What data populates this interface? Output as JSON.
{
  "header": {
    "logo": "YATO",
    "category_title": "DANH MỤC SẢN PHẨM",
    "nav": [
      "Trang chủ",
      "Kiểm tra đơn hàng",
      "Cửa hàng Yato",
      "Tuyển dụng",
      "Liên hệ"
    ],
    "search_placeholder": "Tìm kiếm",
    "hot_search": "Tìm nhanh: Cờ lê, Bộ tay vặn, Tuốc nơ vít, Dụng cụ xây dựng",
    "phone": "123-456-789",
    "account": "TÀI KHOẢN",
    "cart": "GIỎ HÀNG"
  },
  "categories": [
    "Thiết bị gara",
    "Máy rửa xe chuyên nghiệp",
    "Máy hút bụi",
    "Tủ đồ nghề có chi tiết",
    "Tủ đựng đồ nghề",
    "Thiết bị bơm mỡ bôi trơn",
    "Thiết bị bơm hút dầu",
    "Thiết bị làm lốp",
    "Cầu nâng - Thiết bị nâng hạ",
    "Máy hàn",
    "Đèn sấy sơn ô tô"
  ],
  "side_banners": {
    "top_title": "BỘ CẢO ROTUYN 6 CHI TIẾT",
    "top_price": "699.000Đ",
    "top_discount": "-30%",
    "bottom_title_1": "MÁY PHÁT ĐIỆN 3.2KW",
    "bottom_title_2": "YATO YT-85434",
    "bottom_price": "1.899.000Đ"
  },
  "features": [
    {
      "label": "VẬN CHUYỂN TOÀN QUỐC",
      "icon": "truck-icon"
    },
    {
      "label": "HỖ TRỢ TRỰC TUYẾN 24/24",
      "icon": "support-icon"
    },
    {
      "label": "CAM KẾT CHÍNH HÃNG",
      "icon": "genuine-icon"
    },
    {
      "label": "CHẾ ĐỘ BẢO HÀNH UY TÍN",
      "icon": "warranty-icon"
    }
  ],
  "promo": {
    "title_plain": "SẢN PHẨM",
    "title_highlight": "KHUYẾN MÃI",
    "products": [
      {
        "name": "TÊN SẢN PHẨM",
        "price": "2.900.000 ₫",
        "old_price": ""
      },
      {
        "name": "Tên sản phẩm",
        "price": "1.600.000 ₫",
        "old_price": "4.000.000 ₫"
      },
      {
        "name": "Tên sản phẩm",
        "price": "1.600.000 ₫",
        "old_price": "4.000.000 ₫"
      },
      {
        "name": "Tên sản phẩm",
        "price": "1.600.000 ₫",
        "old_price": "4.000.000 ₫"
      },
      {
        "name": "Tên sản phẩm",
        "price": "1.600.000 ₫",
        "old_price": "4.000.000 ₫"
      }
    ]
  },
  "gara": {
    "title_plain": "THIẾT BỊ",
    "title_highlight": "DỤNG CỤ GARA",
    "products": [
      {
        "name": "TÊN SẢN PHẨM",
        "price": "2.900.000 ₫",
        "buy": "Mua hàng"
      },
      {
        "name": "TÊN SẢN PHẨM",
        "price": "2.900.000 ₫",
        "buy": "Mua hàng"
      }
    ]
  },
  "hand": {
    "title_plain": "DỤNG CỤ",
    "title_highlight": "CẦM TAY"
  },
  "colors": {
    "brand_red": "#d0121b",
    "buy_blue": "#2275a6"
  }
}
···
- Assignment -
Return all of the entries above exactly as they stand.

- Response to the task -
What data populates this interface? Output as JSON.
{
  "header": {
    "logo": "YATO",
    "category_title": "DANH MỤC SẢN PHẨM",
    "nav": [
      "Trang chủ",
      "Kiểm tra đơn hàng",
      "Cửa hàng Yato",
      "Tuyển dụng",
      "Liên hệ"
    ],
    "search_placeholder": "Tìm kiếm",
    "hot_search": "Tìm nhanh: Cờ lê, Bộ tay vặn, Tuốc nơ vít, Dụng cụ xây dựng",
    "phone": "123-456-789",
    "account": "TÀI KHOẢN",
    "cart": "GIỎ HÀNG"
  },
  "categories": [
    "Thiết bị gara",
    "Máy rửa xe chuyên nghiệp",
    "Máy hút bụi",
    "Tủ đồ nghề có chi tiết",
    "Tủ đựng đồ nghề",
    "Thiết bị bơm mỡ bôi trơn",
    "Thiết bị bơm hút dầu",
    "Thiết bị làm lốp",
    "Cầu nâng - Thiết bị nâng hạ",
    "Máy hàn",
    "Đèn sấy sơn ô tô"
  ],
  "side_banners": {
    "top_title": "BỘ CẢO ROTUYN 6 CHI TIẾT",
    "top_price": "699.000Đ",
    "top_discount": "-30%",
    "bottom_title_1": "MÁY PHÁT ĐIỆN 3.2KW",
    "bottom_title_2": "YATO YT-85434",
    "bottom_price": "1.899.000Đ"
  },
  "features": [
    {
      "label": "VẬN CHUYỂN TOÀN QUỐC",
      "icon": "truck-icon"
    },
    {
      "label": "HỖ TRỢ TRỰC TUYẾN 24/24",
      "icon": "support-icon"
    },
    {
      "label": "CAM KẾT CHÍNH HÃNG",
      "icon": "genuine-icon"
    },
    {
      "label": "CHẾ ĐỘ BẢO HÀNH UY TÍN",
      "icon": "warranty-icon"
    }
  ],
  "promo": {
    "title_plain": "SẢN PHẨM",
    "title_highlight": "KHUYẾN MÃI",
    "products": [
      {
        "name": "TÊN SẢN PHẨM",
        "price": "2.900.000 ₫",
        "old_price": ""
      },
      {
        "name": "Tên sản phẩm",
        "price": "1.600.000 ₫",
        "old_price": "4.000.000 ₫"
      },
      {
        "name": "Tên sản phẩm",
        "price": "1.600.000 ₫",
        "old_price": "4.000.000 ₫"
      },
      {
        "name": "Tên sản phẩm",
        "price": "1.600.000 ₫",
        "old_price": "4.000.000 ₫"
      },
      {
        "name": "Tên sản phẩm",
        "price": "1.600.000 ₫",
        "old_price": "4.000.000 ₫"
      }
    ]
  },
  "gara": {
    "title_plain": "THIẾT BỊ",
    "title_highlight": "DỤNG CỤ GARA",
    "products": [
      {
        "name": "TÊN SẢN PHẨM",
        "price": "2.900.000 ₫",
        "buy": "Mua hàng"
      },
      {
        "name": "TÊN SẢN PHẨM",
        "price": "2.900.000 ₫",
        "buy": "Mua hàng"
      }
    ]
  },
  "hand": {
    "title_plain": "DỤNG CỤ",
    "title_highlight": "CẦM TAY"
  },
  "colors": {
    "brand_red": "#d0121b",
    "buy_blue": "#2275a6"
  }
}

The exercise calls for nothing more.